EXERCISE DIRECTIONS – From the data below, return each line in which the string "name" is found.

SOURCE MATERIAL below:

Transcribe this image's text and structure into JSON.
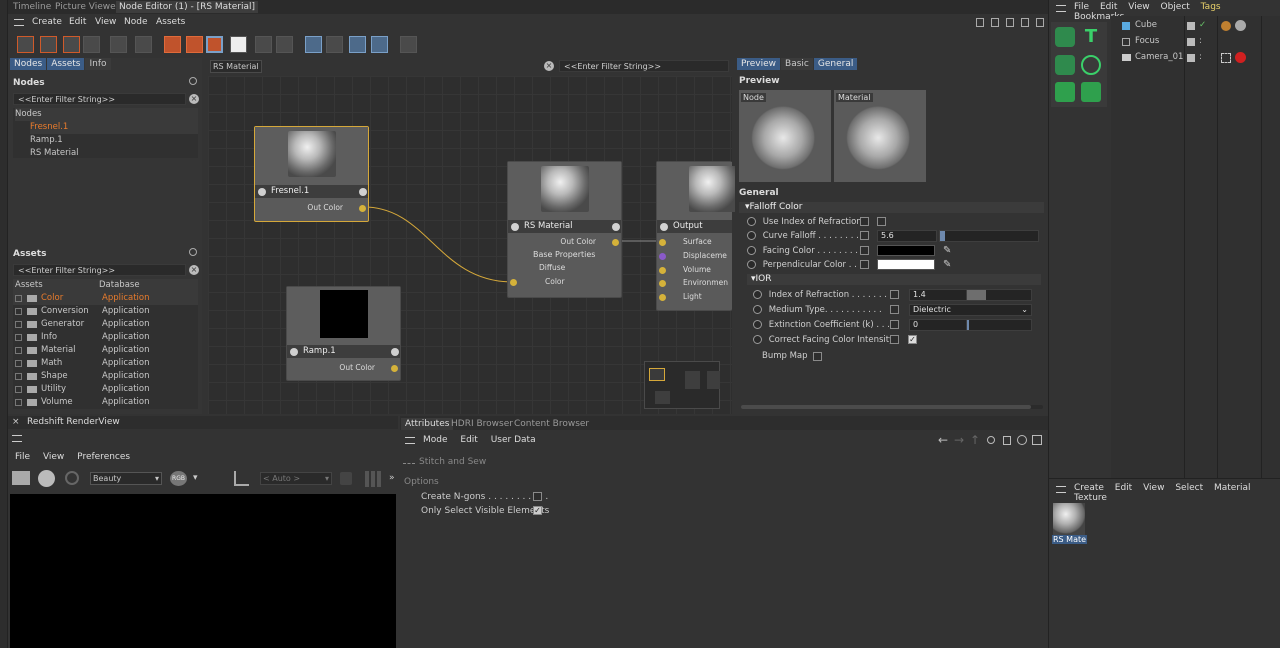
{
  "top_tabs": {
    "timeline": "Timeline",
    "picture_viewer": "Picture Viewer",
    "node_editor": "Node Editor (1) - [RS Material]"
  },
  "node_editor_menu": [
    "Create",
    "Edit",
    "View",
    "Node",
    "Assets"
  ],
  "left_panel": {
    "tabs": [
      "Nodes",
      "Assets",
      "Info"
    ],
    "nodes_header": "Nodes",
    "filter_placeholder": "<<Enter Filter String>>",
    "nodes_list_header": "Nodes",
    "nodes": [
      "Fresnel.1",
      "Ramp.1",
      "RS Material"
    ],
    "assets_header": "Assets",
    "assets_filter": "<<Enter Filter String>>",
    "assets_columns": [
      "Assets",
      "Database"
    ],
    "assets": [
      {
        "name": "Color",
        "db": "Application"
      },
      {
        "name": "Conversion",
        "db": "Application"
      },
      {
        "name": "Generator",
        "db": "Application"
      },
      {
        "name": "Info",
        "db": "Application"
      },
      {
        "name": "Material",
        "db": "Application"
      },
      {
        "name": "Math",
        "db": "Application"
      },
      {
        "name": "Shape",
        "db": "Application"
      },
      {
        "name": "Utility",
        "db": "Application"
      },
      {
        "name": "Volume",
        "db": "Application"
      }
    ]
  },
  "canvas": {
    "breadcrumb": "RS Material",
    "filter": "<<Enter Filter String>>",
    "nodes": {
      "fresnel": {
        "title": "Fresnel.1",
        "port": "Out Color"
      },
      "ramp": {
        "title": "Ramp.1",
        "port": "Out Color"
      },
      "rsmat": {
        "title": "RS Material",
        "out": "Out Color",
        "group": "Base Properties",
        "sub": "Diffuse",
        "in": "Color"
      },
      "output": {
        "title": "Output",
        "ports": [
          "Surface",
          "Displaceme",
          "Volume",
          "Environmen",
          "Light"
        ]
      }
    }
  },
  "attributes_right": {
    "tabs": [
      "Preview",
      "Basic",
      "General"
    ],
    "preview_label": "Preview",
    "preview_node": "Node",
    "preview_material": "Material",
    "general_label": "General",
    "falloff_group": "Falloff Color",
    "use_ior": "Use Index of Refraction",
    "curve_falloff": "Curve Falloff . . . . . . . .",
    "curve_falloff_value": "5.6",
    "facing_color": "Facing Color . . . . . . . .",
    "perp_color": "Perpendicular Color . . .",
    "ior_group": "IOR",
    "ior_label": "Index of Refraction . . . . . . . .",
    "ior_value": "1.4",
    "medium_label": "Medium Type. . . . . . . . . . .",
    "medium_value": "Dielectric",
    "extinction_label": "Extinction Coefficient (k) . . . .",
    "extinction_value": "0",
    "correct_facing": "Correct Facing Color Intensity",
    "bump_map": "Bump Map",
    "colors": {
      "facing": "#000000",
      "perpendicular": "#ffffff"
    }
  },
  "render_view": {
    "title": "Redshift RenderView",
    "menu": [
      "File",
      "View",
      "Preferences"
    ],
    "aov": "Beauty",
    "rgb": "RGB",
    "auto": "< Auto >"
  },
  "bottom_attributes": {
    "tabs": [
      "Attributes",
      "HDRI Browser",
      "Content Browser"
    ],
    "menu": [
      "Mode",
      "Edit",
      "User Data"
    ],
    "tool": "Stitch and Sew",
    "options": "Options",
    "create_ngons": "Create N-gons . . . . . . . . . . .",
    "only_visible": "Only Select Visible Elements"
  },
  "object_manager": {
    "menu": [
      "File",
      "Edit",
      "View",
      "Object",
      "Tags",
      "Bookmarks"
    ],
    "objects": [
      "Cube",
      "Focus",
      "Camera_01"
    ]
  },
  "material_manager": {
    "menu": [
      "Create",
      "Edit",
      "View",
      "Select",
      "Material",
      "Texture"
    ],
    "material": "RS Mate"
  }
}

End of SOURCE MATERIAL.
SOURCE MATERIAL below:

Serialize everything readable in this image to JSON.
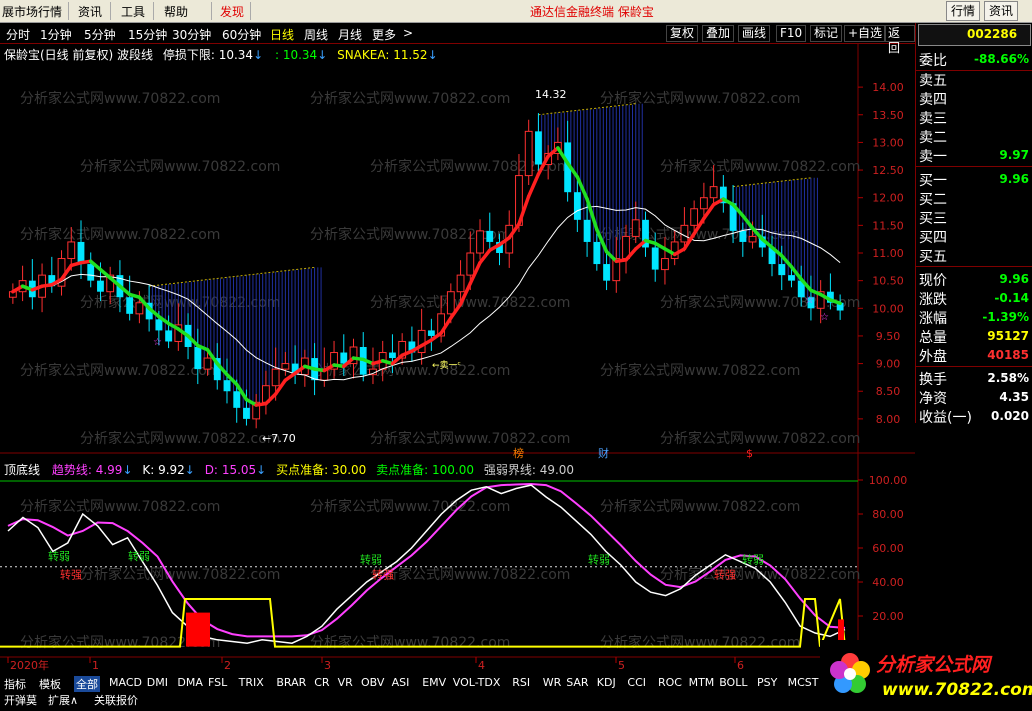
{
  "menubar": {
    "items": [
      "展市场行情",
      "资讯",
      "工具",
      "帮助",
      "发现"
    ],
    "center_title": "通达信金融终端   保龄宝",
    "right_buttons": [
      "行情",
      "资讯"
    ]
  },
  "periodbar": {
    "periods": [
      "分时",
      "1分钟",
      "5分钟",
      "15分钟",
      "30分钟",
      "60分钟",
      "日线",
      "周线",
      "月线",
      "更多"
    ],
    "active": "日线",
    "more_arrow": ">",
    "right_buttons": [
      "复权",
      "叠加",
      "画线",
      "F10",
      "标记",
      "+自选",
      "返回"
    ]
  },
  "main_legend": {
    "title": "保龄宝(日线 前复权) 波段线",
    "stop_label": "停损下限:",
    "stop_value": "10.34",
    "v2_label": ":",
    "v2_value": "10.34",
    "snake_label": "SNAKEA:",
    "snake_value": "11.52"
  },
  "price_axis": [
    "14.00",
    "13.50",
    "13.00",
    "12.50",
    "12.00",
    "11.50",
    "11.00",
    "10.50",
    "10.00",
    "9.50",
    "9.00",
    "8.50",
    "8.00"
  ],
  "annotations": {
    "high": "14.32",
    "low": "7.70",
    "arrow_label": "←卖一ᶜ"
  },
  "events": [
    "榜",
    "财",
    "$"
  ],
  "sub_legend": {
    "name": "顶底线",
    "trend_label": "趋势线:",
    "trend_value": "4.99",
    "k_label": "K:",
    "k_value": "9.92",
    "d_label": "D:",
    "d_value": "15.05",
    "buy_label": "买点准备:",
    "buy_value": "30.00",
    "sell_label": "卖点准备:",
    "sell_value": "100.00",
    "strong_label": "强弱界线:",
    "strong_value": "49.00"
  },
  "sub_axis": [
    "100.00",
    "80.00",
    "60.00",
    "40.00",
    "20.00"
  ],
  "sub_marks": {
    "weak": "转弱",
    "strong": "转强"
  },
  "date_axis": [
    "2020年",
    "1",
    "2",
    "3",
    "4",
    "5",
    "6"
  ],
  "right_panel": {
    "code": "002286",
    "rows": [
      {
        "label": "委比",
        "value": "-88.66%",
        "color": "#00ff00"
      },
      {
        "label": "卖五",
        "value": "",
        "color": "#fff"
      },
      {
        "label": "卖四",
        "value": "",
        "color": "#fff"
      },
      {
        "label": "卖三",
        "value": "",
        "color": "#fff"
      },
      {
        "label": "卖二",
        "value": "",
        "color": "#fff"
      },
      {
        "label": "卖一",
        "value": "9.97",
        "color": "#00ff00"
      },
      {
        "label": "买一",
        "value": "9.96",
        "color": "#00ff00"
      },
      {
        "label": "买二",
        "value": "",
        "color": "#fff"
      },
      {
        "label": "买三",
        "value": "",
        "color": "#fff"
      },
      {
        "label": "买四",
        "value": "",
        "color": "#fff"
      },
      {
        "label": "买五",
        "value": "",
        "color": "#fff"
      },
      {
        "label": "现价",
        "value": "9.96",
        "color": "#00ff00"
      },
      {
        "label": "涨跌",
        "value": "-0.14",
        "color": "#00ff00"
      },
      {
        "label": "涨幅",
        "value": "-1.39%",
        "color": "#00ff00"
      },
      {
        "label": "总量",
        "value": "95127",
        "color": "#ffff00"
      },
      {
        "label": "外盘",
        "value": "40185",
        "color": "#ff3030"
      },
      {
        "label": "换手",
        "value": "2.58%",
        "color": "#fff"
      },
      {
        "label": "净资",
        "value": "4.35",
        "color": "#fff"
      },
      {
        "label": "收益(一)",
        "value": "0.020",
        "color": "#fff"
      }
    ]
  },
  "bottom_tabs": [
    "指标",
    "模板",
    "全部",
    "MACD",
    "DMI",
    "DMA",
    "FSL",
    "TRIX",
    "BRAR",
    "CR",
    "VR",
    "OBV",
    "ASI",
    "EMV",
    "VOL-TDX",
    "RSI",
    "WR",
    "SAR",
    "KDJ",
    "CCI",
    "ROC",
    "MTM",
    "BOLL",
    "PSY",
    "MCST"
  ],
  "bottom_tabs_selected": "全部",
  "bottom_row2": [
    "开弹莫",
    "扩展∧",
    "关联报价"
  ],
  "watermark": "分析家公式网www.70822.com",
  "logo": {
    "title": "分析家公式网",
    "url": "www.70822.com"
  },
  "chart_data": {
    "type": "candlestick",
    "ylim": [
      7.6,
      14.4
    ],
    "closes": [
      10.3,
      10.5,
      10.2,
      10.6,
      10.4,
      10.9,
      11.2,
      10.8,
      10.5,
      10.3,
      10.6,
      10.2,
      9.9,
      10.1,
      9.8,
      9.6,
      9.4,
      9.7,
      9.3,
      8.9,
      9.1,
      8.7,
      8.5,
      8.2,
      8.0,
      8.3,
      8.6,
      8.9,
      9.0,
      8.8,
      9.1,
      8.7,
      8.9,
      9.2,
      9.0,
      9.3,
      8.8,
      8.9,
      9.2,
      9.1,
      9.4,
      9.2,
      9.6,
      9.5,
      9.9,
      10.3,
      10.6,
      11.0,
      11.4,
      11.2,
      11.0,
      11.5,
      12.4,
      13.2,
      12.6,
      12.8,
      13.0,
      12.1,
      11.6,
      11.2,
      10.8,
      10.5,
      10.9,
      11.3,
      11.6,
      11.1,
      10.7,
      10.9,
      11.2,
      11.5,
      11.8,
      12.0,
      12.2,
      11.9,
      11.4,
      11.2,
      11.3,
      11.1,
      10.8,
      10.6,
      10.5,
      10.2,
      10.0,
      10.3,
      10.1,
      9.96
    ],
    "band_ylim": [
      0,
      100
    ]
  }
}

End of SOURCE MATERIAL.

ANSWER BOX –
        "name": "Color",
        "name": "Conversion",
        "name": "Generator",
        "name": "Info",
        "name": "Material",
        "name": "Math",
        "name": "Shape",
        "name": "Utility",
        "name": "Volume",
    "name": "顶底线",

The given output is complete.